The “Asgard II” was built by Tyrell’s of Arklow and commissioned on the 7th March, 1981 for use as the Irish National Sail Training Vessel. She sank in the Bay of Biscay on the 11th September, 2008 while en route from Falmouth to La Rochelle for routine repairs. The ship was salvageable where she lay but for penny-pinching reasons the Irish government abandoned her.
Photo by Beken of Cowes (1987) and published by Kenbe Reproductions, Southampton.
MV “Ulster Prince”, Belfast Steamship Co.Ltd
British & Irish Steam Packet Company
Above: the “Lady Roberts” (1,462 tons) built for the B+I line in 1897 was one of a trio of similar vessels introduced in the 1890s. Passengers had the option of filling out on the front of the card which vessel that they had travelled in but the one above is definitely the “Lady Roberts”.
“S.S Lady Limerick” by artist Harry Hudson Rodmell (1896-1984). The ship entered service in 1924 having been built for the B+I Steam Packet Co.Ltd., at Ardrossan Shipyard in Scotland. After only six years service she was sold on to the Burns & Laird Lines Ltd. No happy ending to the story either as she sank following a collision with another vessel near the Mull of Kintyre while en route from Glasgow to Belfast on the 4th September 1940.
City of Dublin Steam Packet Company
15 Eden Quay, Dublin.
Left to right: “R.M.S.Munster” – card published by the City of Dublin Steam Packet Co. and printed in Dublin by James Walker & Co. postally used in 1907. “S.S.Kilkenny” between Dublin and Liverpool early 1900s. Passing the Kish lightship with Howth Head in the left background.
Burns & Laird
Official card by artist John S.Smith.
The “Isle of Inishmore” built in the Netherlands in 1995/96 and entered into service on the Rosslare/Pembroke route in March 1997. From a set of three published by the company.
Above: “Irish Proverbs” one in a series of four published by the company.
Lots more information on Irish Ferries postcards here: http://www.simplonpc.co.uk/IrishFerries.html
Irish Shipping (1941-1984)
The “Irish Spruce” – the second of the company’s fleet to carry this name – was built by Cammell Laird & Co. at Birkenhead and launched in 1957. On 27th January, 1972, while on charter to the Peruvian State Line, she ran aground on Quita Sueno Bank, off the coast of Nicaragua and became a total loss.

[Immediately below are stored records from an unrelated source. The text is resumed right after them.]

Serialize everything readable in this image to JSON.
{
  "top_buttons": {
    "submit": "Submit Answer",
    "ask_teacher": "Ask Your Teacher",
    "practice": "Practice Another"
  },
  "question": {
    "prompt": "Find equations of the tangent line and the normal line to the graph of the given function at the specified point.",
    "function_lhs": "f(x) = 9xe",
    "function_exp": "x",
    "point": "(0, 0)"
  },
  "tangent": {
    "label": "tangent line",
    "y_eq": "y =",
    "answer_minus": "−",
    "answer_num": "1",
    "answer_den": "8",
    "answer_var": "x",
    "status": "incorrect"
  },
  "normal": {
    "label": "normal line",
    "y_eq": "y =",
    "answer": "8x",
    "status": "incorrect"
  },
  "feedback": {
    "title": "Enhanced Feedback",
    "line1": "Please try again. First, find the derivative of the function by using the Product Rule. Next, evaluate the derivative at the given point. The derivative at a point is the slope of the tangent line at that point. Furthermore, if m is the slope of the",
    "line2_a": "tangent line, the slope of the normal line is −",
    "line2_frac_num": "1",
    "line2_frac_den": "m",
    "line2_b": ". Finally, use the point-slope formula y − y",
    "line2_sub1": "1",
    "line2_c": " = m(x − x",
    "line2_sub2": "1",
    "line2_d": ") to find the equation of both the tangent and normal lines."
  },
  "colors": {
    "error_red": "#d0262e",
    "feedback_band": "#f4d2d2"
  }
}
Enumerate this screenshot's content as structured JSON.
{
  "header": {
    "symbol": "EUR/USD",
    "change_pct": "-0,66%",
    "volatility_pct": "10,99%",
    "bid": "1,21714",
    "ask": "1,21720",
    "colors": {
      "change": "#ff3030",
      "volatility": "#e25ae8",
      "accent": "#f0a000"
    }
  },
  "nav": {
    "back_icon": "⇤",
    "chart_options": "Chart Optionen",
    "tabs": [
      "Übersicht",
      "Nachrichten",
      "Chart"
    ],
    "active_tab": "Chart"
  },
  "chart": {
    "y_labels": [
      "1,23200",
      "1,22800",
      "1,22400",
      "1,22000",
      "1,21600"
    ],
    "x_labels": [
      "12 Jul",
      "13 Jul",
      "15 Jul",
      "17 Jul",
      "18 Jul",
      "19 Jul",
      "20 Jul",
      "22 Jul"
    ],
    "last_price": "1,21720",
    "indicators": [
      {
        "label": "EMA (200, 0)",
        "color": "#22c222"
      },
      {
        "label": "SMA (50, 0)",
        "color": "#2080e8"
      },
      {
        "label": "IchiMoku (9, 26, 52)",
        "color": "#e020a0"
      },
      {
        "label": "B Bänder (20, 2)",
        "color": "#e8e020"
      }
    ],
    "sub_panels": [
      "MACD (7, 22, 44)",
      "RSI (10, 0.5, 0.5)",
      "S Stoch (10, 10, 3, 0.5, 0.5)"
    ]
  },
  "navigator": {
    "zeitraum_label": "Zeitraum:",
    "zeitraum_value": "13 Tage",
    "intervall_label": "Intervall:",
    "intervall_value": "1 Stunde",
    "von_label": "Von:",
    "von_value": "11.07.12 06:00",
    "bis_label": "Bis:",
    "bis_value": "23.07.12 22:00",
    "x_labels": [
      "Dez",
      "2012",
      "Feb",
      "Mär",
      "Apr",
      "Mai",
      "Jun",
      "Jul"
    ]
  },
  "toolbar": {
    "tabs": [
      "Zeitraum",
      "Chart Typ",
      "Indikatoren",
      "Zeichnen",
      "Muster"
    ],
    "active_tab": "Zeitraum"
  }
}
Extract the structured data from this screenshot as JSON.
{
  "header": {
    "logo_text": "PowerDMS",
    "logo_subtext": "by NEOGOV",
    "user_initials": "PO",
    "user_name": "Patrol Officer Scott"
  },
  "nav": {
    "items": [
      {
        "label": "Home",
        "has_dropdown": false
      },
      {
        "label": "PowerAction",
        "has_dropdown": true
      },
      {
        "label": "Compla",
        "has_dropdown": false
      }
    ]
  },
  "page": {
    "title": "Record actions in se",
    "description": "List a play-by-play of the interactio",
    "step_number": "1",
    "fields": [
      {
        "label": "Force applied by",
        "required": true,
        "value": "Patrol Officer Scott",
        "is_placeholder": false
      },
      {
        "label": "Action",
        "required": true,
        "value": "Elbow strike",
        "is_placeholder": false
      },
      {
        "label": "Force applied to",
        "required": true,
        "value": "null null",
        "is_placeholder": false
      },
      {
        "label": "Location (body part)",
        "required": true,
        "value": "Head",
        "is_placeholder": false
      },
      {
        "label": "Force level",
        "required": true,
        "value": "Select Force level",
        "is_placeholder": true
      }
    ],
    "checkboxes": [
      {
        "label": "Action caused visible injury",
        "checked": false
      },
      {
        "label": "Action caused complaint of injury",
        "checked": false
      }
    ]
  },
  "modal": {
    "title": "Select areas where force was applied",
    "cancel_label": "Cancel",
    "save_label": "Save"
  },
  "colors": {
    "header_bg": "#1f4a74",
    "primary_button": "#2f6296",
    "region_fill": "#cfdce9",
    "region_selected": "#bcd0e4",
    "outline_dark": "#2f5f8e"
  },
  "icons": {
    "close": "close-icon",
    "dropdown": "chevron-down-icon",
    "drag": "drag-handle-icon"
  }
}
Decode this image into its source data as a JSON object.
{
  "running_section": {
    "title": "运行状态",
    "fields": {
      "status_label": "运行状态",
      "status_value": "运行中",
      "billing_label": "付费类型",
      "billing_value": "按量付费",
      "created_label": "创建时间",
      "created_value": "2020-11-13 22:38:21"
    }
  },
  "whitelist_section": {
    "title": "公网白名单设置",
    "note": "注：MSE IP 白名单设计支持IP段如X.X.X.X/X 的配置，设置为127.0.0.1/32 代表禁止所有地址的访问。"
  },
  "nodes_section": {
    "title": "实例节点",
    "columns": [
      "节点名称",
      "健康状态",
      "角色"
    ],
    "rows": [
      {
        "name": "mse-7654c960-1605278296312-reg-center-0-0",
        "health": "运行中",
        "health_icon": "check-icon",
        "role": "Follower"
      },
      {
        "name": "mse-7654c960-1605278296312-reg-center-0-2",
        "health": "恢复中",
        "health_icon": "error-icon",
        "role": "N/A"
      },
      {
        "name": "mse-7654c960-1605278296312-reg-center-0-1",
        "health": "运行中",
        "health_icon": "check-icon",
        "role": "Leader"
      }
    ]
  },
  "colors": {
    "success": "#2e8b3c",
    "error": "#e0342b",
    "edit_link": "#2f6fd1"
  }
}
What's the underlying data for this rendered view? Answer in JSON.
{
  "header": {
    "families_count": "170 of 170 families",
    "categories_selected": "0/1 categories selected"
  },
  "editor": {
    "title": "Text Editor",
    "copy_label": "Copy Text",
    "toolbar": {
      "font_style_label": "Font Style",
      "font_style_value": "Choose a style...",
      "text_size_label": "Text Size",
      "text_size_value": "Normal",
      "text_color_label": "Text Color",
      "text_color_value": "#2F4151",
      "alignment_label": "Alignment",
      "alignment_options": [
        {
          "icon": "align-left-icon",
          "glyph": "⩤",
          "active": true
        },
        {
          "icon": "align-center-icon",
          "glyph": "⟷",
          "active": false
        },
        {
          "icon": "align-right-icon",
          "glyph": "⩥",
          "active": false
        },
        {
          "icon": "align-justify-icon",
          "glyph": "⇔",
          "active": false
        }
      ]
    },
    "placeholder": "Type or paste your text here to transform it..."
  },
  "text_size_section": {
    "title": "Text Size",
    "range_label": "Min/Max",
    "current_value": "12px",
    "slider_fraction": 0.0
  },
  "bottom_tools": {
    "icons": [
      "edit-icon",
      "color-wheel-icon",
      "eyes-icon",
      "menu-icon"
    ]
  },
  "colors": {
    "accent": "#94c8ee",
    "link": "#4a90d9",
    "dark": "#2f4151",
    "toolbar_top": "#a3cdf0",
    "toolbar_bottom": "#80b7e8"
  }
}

Plenty more information on the operations and fleet of Irish Shipping Ltd may be found here.
The “Irish Elm” built 1953. Probably an official card.
A synopsis of the whole Irish Shipping saga may be had here.
“MV St.Columba“, published in the late 1970s by Photo Precision of St Ives and numbered AN515 in their “Colourmaster” series.
The 1977 Danish-built ship operated the Dun Laoghaire to Holyhead service until 1996 (having been renamed Stena Hibernia in 1991 and Stena Adventurer in 1996) before being sold on to a Greek operator. http://www.sealink-holyhead.net
Above: Sold on again in 2006 and renamed M/F “Masarrah” she now operates between Saudi Arabia (Duba) and Egypt (Safaga) on the Red Sea. Further information here http://ferry-site.dk and here: HHV Ferry Blog